App and web page records
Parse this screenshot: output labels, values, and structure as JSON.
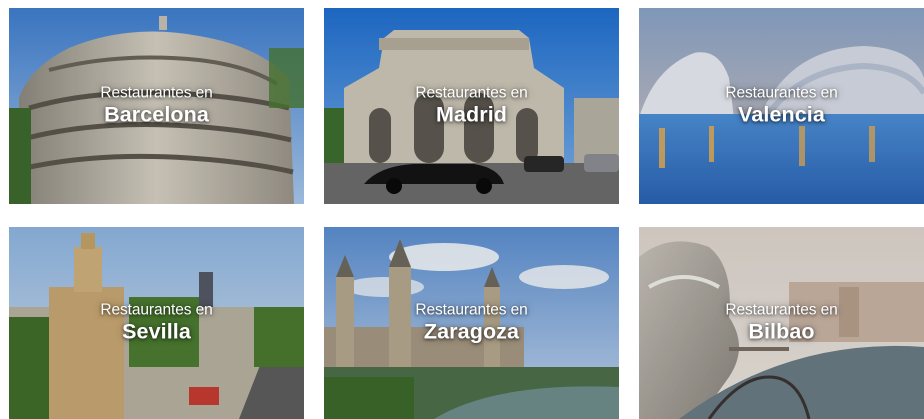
{
  "cards": [
    {
      "prefix": "Restaurantes en",
      "city": "Barcelona"
    },
    {
      "prefix": "Restaurantes en",
      "city": "Madrid"
    },
    {
      "prefix": "Restaurantes en",
      "city": "Valencia"
    },
    {
      "prefix": "Restaurantes en",
      "city": "Sevilla"
    },
    {
      "prefix": "Restaurantes en",
      "city": "Zaragoza"
    },
    {
      "prefix": "Restaurantes en",
      "city": "Bilbao"
    }
  ]
}
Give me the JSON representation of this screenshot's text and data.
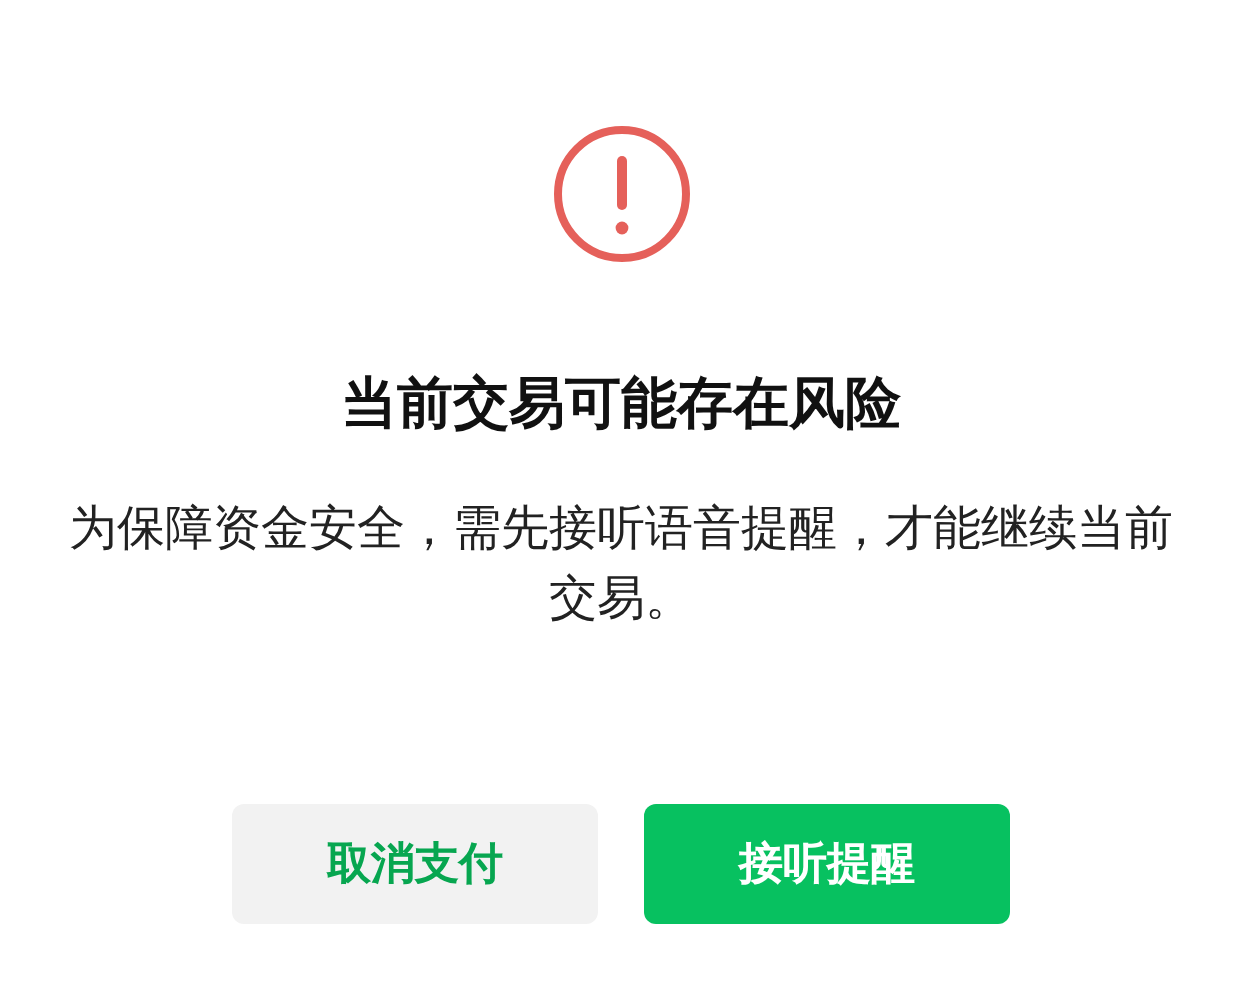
{
  "dialog": {
    "title": "当前交易可能存在风险",
    "message": "为保障资金安全，需先接听语音提醒，才能继续当前交易。",
    "buttons": [
      {
        "label": "取消支付",
        "kind": "secondary"
      },
      {
        "label": "接听提醒",
        "kind": "primary"
      }
    ]
  }
}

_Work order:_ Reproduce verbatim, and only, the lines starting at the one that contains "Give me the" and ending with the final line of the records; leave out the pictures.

_Reply to the exercise:_
Give me the JSON representation of this screenshot's text and data.
{
  "dialog": {
    "title": "当前交易可能存在风险",
    "message": "为保障资金安全，需先接听语音提醒，才能继续当前交易。",
    "buttons": [
      {
        "label": "取消支付",
        "kind": "secondary"
      },
      {
        "label": "接听提醒",
        "kind": "primary"
      }
    ]
  }
}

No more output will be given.